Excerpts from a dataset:
▼
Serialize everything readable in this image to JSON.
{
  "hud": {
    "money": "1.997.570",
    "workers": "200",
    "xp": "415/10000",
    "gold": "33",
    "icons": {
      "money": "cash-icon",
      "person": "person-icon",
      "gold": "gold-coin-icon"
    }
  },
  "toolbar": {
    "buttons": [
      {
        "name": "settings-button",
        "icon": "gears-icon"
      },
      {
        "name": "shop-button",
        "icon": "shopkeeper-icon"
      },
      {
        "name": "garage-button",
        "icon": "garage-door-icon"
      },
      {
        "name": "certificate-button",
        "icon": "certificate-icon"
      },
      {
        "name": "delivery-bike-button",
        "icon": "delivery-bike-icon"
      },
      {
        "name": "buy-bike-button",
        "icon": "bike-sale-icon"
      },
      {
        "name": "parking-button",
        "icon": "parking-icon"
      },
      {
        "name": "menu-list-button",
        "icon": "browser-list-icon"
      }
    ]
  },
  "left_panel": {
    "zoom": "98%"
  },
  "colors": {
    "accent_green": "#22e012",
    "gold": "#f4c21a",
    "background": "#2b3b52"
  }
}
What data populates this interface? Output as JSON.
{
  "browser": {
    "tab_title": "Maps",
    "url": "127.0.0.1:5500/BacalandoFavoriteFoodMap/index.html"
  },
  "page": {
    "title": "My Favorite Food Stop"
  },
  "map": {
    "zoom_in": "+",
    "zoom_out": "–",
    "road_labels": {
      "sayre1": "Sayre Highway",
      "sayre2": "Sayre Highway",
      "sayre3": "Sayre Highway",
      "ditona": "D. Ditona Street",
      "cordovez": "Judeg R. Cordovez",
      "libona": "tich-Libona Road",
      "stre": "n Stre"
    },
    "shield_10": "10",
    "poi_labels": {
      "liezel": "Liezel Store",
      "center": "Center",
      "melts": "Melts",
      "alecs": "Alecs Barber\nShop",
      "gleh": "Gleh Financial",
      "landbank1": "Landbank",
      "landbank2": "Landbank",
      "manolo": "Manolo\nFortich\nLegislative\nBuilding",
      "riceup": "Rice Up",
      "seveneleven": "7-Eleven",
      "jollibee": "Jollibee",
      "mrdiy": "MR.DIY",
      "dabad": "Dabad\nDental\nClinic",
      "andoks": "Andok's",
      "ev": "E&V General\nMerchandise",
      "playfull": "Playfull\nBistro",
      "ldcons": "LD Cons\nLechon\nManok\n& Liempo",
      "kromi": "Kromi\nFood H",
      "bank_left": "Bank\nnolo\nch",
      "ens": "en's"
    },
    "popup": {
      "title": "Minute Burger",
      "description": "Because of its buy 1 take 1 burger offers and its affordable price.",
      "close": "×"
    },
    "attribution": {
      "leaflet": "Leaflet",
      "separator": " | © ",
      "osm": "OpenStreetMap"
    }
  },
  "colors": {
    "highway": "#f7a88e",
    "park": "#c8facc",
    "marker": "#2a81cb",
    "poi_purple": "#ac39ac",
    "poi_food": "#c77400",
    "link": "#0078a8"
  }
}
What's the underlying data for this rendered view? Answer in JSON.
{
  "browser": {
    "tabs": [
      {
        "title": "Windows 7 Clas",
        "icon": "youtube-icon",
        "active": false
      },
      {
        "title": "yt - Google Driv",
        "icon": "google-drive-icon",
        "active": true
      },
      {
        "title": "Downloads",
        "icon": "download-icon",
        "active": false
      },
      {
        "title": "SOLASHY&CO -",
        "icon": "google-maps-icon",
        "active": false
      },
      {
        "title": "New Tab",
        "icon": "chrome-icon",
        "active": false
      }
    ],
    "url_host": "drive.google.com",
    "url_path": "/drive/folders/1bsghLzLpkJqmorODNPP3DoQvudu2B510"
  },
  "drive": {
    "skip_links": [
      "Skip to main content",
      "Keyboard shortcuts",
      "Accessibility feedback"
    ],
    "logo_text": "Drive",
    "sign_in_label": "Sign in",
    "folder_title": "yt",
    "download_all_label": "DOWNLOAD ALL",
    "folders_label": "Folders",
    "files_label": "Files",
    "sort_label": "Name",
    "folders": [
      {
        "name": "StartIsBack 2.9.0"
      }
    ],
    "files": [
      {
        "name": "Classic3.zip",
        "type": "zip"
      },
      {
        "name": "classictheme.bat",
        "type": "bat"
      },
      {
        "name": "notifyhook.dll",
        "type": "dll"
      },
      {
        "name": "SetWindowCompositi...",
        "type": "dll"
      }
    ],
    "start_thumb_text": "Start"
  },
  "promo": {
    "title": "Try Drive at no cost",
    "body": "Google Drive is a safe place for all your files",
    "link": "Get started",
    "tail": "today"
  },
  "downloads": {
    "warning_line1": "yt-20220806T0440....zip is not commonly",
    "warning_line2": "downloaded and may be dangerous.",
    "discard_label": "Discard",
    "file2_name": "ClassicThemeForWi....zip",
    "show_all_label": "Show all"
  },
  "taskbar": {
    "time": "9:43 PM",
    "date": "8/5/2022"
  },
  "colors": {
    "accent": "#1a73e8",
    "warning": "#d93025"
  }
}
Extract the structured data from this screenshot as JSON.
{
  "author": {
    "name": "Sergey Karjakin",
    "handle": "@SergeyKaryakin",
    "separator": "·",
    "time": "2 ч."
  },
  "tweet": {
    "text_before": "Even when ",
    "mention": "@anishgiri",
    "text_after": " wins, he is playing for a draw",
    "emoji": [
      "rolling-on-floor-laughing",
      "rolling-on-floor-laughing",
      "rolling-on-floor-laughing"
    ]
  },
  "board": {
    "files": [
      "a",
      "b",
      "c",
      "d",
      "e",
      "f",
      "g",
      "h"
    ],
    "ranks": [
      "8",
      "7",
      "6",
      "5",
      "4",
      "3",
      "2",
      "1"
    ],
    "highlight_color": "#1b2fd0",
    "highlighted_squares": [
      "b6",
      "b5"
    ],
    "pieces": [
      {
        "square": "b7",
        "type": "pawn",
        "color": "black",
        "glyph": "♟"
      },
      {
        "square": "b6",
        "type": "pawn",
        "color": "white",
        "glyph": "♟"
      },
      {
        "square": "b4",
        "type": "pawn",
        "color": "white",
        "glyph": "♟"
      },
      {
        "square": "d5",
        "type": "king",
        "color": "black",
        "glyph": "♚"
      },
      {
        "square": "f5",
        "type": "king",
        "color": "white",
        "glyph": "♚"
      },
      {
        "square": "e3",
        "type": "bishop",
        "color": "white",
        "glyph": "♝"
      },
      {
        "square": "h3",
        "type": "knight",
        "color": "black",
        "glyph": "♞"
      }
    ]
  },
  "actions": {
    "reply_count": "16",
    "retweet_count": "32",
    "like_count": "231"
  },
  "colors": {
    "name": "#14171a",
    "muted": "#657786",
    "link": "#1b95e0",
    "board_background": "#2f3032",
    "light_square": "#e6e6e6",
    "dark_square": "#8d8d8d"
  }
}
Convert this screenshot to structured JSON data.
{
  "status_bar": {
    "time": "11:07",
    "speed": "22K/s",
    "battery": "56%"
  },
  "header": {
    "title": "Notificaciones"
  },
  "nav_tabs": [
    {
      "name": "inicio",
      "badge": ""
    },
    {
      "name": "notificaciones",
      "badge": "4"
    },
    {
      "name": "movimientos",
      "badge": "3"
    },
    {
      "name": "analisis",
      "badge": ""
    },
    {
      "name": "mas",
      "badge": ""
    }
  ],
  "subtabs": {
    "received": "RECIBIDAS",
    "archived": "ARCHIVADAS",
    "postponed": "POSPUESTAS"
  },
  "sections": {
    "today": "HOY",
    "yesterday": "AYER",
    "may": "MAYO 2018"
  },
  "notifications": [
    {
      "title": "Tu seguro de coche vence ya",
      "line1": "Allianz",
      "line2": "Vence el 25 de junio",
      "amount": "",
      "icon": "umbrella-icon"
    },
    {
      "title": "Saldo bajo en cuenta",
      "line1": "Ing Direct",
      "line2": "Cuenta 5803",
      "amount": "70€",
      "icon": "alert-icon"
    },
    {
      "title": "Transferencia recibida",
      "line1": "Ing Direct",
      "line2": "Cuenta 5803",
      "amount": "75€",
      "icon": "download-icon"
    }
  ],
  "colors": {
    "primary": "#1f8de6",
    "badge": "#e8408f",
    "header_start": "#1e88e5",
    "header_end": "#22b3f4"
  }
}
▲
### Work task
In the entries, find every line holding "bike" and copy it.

### Solution for this exercise
        "name": "delivery-bike-button",
        "icon": "delivery-bike-icon"
        "name": "buy-bike-button",
        "icon": "bike-sale-icon"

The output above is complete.